In 1987 the South Carolina Supreme Court ruled that Kathy Small’s handbook with Springs Industries was an enforceable contract. This was big news for employees with handbooks that contained promises. If, for example, a handbook required two written warnings before termination and the employee had received only one write up, she could sue in court to get her job back.
The Court in the Small case gave employers a way out: disclaimers. If a company wrote in the handbook that it was not a contract, the employee would lose the case.
But in 2002 Evelyn Conner, a police dispatcher, challenged a handbook that had both a disclaimer AND promises. The state Supreme Court said a jury should decide whether or not Evelyn could still enforce the protections because the handbook was confusing. This was another victory for employees.
Two years later in 2004, the business community had enough of court decisions protecting the right of employees to enforce handbooks and went to the legislature for help. The South Carolina General Assembly promptly passed a handbook disclaimer law that made it even harder for employees to enforce promises made to them in handbooks. The current law allows employers who provide handbooks to their employees to avoid court if they simply write a disclaimer in capital letters on the book’s first page, underline it and have the employees sign the handbook.
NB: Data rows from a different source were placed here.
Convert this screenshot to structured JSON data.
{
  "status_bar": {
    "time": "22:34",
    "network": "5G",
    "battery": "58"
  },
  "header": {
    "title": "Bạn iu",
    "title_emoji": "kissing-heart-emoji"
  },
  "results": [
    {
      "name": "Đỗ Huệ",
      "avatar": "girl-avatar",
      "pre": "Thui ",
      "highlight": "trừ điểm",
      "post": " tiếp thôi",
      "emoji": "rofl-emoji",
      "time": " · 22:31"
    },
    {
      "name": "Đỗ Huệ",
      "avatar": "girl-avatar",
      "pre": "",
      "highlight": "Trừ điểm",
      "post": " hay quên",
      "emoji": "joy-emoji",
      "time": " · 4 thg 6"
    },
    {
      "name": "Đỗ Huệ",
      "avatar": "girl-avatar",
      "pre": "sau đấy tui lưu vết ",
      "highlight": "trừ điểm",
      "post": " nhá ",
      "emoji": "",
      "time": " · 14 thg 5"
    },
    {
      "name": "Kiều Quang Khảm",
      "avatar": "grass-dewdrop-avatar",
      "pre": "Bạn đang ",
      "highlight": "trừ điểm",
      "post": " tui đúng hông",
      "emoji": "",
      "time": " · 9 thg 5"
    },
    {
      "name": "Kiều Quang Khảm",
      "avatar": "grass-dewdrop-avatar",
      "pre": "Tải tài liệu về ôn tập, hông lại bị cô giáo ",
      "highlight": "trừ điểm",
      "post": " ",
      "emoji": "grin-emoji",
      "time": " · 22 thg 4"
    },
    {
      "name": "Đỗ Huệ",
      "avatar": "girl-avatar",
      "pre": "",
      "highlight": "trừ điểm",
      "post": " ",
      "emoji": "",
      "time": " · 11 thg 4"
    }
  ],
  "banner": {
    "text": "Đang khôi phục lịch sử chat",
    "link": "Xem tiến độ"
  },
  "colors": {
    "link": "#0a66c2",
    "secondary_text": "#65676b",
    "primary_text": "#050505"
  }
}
Now, in most cases, the answer to the question “is your handbook useless?” is “yes”. Check your handbook to see if it has a disclaimer like the one described above. If it does, any promises in the handbook cannot be enforced in court.